Loyalty does not always pay when it comes to finding the best savings account deal, according to moneysupermarket.com.
Market research by the comparison website shows that while savings account providers often tempt existing customers to keep their savings with the same bank, exclusive offers do not always provide the best interest rates on the market.
Customers should be wary of going with 'existing customers only' deals, moneysupermarket.com says, which might seem like the easy option, and a better rate than that offered to new customers, but they might still find better returns elsewhere.
Not only should consumers shop around to find the best savings rate, but they should continue to check rates regularly to ensure that they are getting "as much bang for their buck" as they can while interest rates remain low.
Moneysupermarket counsels savers that it does not take a lot of effort to find the best savings account, but that the rewards can be significant, and that if they have debts then they can use the higher returns from their savings to repay their debts faster.
For example, some providers are offering their existing customers 'exclusive' rates of around 2.00 per cent on instant access savings accounts, the analysis shows, but by shopping around, savers could get a market leading 2.90 per cent with the Post Office Online Saver.
Commenting, Kevin Mountford, head of banking at moneysupermarket.com said: "There is a misconception amongst consumers that they will get preferential deals from their current provider when taking out a new financial product. However, a brief look across the high street banks reveals that it is very much a case of swings and roundabouts, with no single provider offering best buys across the board."
Savers need to be 'scouring the market place' he said, to seek out the most competitive deals from other banks and building societies.
"It's understandable that people want to keep their finances simple and the convenience of doing all their banking with one provider is often more important to them than securing the market leading rate for a loan or credit card.
"For others, they prefer the service provided by their bank but it still amazes me how many people are dissatisfied with their bank, but still remain loyal.
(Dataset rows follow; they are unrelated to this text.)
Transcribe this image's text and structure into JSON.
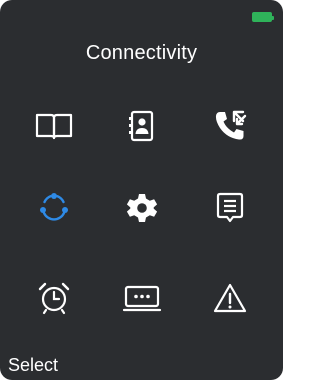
{
  "status_bar": {
    "battery_color": "#2fb35a"
  },
  "header": {
    "title": "Connectivity"
  },
  "menu": {
    "items": [
      {
        "icon": "book-icon",
        "selected": false
      },
      {
        "icon": "contacts-icon",
        "selected": false
      },
      {
        "icon": "call-log-icon",
        "selected": false
      },
      {
        "icon": "connectivity-icon",
        "selected": true
      },
      {
        "icon": "settings-icon",
        "selected": false
      },
      {
        "icon": "messages-icon",
        "selected": false
      },
      {
        "icon": "alarm-icon",
        "selected": false
      },
      {
        "icon": "keyboard-icon",
        "selected": false
      },
      {
        "icon": "warning-icon",
        "selected": false
      }
    ],
    "accent_color": "#2e8ae6",
    "icon_color": "#ffffff"
  },
  "softkeys": {
    "left": "Select"
  }
}
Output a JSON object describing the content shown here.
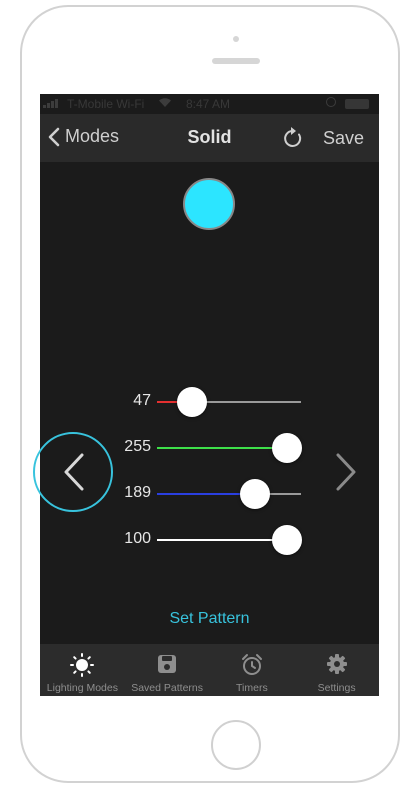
{
  "status_bar": {
    "carrier": "T-Mobile Wi-Fi",
    "time": "8:47 AM"
  },
  "nav": {
    "back_label": "Modes",
    "title": "Solid",
    "save_label": "Save"
  },
  "preview": {
    "color": "#2ce5ff"
  },
  "sliders": [
    {
      "id": "red",
      "value": "47",
      "fraction": 0.24,
      "color": "#e53030"
    },
    {
      "id": "green",
      "value": "255",
      "fraction": 0.9,
      "color": "#3ee04a"
    },
    {
      "id": "blue",
      "value": "189",
      "fraction": 0.68,
      "color": "#2a3fe0"
    },
    {
      "id": "brightness",
      "value": "100",
      "fraction": 0.9,
      "color": "#ffffff"
    }
  ],
  "actions": {
    "set_pattern": "Set Pattern"
  },
  "accent_color": "#38c3dd",
  "tabs": [
    {
      "label": "Lighting Modes",
      "icon": "sun-icon",
      "active": true
    },
    {
      "label": "Saved Patterns",
      "icon": "save-icon",
      "active": false
    },
    {
      "label": "Timers",
      "icon": "alarm-clock-icon",
      "active": false
    },
    {
      "label": "Settings",
      "icon": "gear-icon",
      "active": false
    }
  ]
}
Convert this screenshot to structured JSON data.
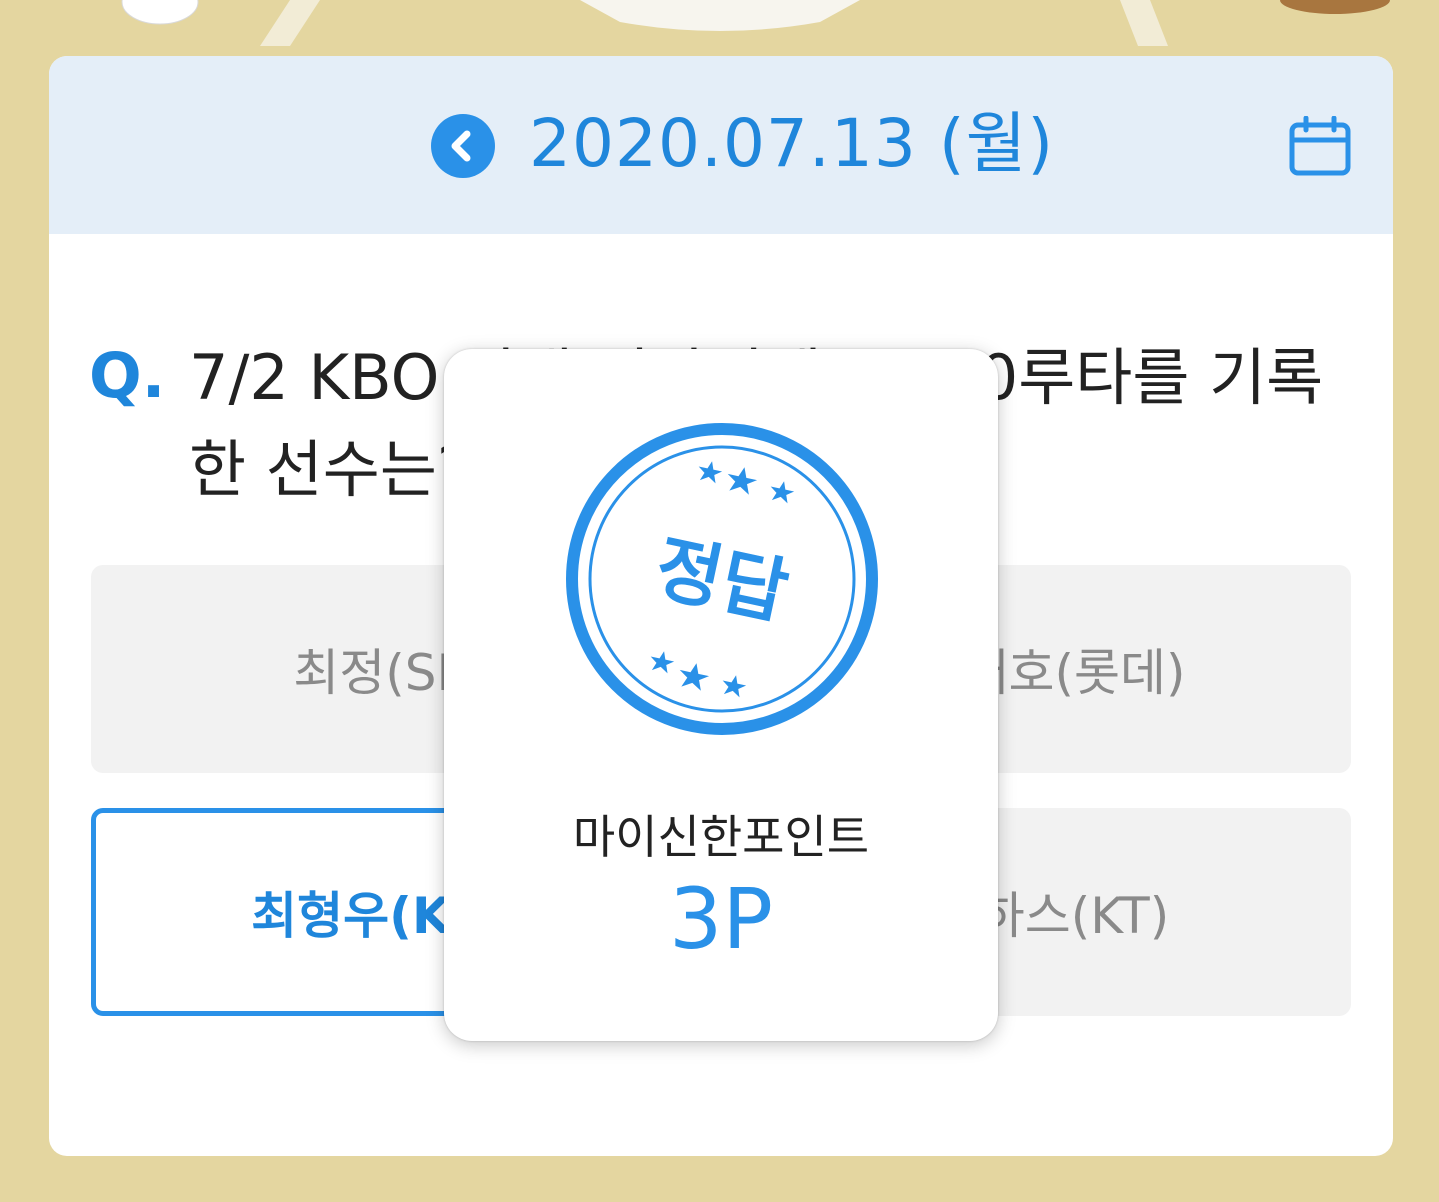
{
  "header": {
    "date": "2020.07.13 (월)"
  },
  "question": {
    "mark": "Q.",
    "text": "7/2 KBO 역대 었답먼째 2,300루타를 기록한 선수는?"
  },
  "options": [
    {
      "label": "최정(SK)"
    },
    {
      "label": "이대호(롯데)"
    },
    {
      "label": "최형우(KIA)"
    },
    {
      "label": "로하스(KT)"
    }
  ],
  "modal": {
    "stamp_text": "정답",
    "point_label": "마이신한포인트",
    "point_value": "3P"
  },
  "colors": {
    "accent": "#2a91e8",
    "background": "#e4d6a0",
    "date_bar": "#e4eef8"
  },
  "icons": {
    "prev": "chevron-left-icon",
    "calendar": "calendar-icon",
    "stars": "star-icon"
  }
}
Banks rely on this apathy from their customers and during this difficult economic period, consumers need to be generating as much value from their money as possible."
© Fair Investment Company Ltd